The Irish Times has described the explosion as the ‘most appalling accident of its kind in history’. It occurred at 8am on 6 December when a Belgian Relief Steamer was leaving the port and, as a result of mistaken signals, rammed into an incoming U.S. munitions vessel, which was carrying 3,000 tons of high explosives. A fire caught hold on the latter despite efforts to flood the hold. 17 minutes passed from the moment of collision to the moment of an explosion, the shock from which was felt 60 miles away.
It is reported that about half of the city of Halifax has been destroyed. The suburb of Richmond is said to have been partly razed, with the damage extending to the business quarter where the City Hall, Custom House, Post Office and other key buildings suffered serious damaged.
Most of the major damage has been caused to the wooden structured buildings as it has only been in recent years that stone and brick have been more extensively used.
The relief effort
The relief effort is being hampered by severe frost and a raging snowstorm. Many of the injured were to be found wandering helpless and freezing about the streets of Halifax, where soldiers have been offering every assistance.
As awareness of the incident and its severity have spread, the relief effort has gathered momentum. Help has come from American Red Cross societies in Washington, New York and Boston, from where thousands of blankets, sweaters and other necessary items have been despatched.
The Mayor of London has offered to open up a Fund of Relief.
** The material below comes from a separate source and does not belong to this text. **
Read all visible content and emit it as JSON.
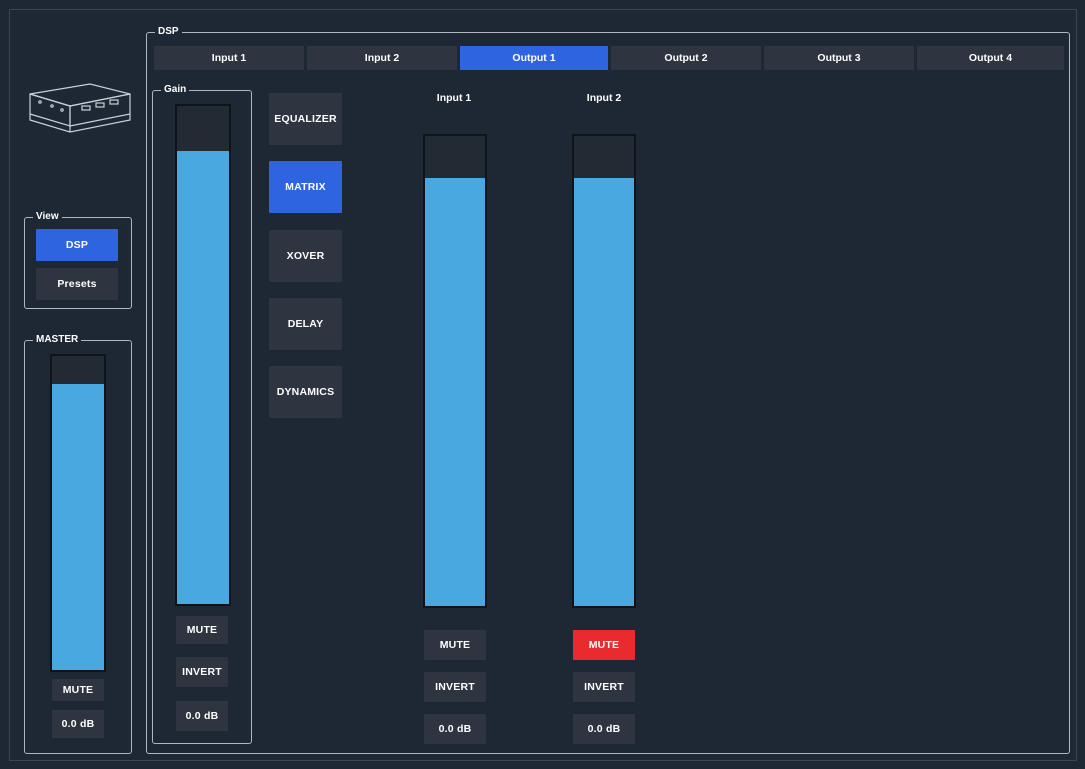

[Editor's note: This is an article from Century Ireland, a fortnightly online newspaper, written from the perspective of a journalist 100 years ago, based on news reports of the time.]